Your goal
Pull every line containing "heading" from the entries.

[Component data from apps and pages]
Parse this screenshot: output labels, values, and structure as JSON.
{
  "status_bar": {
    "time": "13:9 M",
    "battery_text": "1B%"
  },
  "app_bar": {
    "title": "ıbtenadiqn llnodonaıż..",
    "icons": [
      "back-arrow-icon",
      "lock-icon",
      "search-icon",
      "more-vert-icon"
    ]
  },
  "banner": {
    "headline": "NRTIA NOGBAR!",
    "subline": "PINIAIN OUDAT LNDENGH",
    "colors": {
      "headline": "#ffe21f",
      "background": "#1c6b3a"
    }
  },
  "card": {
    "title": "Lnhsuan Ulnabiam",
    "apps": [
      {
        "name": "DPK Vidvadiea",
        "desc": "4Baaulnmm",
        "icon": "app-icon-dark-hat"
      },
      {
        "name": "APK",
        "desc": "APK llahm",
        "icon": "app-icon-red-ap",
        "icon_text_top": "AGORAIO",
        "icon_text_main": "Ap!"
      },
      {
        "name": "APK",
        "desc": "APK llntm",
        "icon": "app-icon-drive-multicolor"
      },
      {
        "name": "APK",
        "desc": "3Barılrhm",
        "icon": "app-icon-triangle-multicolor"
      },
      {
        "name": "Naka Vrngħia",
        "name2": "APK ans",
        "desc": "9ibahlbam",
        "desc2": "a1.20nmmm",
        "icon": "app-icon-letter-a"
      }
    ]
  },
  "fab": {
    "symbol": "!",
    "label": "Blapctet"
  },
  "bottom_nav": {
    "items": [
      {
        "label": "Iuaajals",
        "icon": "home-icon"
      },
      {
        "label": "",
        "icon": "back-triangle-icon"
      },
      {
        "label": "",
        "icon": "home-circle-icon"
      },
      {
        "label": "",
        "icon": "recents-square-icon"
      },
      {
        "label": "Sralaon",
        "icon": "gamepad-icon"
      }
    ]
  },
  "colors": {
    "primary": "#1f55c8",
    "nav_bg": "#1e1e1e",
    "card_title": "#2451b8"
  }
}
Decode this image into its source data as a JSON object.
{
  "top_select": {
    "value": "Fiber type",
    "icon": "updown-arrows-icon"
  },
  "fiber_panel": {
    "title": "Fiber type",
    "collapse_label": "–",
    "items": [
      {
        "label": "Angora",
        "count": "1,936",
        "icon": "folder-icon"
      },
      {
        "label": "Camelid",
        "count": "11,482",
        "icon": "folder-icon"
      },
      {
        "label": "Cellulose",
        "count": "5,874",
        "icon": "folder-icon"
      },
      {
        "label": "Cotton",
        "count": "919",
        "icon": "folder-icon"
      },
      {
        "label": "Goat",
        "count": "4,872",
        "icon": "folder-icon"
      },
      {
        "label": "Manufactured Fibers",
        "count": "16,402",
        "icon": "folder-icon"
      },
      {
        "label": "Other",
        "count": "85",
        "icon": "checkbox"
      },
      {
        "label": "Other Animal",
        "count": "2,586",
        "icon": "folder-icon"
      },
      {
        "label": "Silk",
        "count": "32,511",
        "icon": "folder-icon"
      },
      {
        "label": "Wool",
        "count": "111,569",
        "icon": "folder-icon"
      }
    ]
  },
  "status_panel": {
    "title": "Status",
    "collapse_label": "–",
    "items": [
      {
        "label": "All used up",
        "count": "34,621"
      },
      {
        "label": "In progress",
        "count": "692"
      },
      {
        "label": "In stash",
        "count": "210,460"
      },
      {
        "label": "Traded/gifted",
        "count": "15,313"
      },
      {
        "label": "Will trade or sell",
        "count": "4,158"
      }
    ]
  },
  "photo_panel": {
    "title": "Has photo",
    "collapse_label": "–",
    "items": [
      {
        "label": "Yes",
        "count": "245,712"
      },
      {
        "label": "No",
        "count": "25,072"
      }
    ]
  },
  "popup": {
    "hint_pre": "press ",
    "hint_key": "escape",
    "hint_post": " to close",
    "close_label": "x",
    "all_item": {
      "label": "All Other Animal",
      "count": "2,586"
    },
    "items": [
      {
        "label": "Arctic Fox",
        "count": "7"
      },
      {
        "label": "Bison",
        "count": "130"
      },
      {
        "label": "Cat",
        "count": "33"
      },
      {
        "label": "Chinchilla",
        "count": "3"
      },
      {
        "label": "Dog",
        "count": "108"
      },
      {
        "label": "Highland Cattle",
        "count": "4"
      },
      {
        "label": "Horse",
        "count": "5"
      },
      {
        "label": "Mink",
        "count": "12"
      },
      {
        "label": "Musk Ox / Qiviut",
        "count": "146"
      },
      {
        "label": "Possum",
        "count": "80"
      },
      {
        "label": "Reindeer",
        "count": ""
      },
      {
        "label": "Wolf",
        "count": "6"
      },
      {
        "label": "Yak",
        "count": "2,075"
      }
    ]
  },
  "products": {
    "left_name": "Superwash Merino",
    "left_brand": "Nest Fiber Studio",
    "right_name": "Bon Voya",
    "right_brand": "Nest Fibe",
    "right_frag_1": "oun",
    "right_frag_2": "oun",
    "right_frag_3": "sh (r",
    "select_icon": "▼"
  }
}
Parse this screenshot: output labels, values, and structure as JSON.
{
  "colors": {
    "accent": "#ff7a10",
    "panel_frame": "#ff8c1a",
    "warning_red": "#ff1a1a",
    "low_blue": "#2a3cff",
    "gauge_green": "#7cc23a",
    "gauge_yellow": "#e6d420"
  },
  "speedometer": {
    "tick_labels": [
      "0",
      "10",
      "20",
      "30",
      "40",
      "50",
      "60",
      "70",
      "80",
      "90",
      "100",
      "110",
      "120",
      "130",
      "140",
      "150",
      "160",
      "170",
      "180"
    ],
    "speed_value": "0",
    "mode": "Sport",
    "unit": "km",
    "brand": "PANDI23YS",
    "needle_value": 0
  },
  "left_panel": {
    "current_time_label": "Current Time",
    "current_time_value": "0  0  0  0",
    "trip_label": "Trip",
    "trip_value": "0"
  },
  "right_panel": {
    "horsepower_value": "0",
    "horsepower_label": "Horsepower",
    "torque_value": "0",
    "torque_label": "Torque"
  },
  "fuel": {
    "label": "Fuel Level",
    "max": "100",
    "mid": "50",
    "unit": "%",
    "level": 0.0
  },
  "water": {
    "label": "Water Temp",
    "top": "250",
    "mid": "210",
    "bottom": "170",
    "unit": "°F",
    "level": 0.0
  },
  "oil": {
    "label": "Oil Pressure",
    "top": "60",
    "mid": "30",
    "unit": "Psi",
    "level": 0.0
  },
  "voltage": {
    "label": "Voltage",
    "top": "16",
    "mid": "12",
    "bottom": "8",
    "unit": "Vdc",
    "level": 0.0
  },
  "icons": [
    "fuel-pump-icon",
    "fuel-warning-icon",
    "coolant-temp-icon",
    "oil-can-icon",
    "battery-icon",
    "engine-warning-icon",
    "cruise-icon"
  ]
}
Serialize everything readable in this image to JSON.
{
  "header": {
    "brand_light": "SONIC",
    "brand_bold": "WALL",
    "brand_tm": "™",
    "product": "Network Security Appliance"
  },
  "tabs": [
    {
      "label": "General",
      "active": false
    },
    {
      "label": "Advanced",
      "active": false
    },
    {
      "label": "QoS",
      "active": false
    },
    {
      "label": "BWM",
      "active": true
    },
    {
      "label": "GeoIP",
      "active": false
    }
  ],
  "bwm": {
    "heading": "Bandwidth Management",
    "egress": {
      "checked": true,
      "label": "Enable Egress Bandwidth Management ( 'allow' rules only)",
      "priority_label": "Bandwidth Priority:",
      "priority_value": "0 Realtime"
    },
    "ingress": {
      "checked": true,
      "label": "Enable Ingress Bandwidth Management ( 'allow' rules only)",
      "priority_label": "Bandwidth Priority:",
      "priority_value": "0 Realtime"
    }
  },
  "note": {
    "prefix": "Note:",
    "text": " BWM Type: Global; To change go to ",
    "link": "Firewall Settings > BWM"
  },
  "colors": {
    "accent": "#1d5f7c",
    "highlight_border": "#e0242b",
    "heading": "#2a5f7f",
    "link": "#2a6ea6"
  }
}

Task output
    "heading": "Bandwidth Management",
    "heading": "#2a5f7f",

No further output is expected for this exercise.